  • multi-fiber;
  • diameter;
  • nanoindentauon;
  • metallurgical;
  • equation

Summary

Single and multi-fiber pushout techniques were used to examine interfacial properties in a Nicalon/glass (Corning 1723) composite. The single fiber pushout test employed a 10 nm diameter flat bottom probe to push individual fibers from a composite slice. The multi-fiber test employed a 100 m̈m diameter flat bottom probe to simultaneously push a group of fibers from a thin sample from which the top 20–30 m̈m of matrix had been removed by chemical etching.
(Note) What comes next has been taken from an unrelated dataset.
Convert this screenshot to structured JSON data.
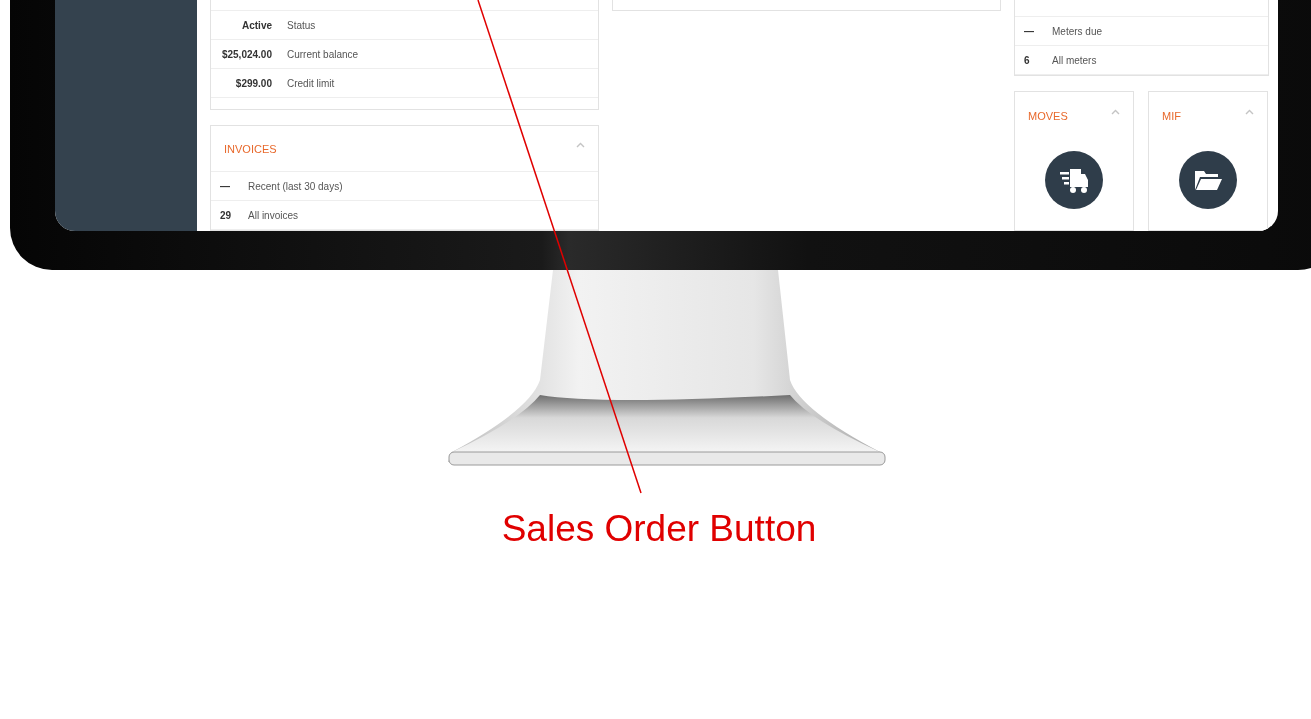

The single fiber pushout tests were accomplished without damage to the specimens, however, the multi-fiber tests were accompanied by significant damage to the composite in the form of broken and chipped fibers and cracking within the matrix. Interface properties were calculated using three different types of data analysis. The single fiber tests in general yielded interface properties which seemed to be more consistent with the known nature of the interface and residual stress state. At least for this composite, the single fiber test appears to be superior.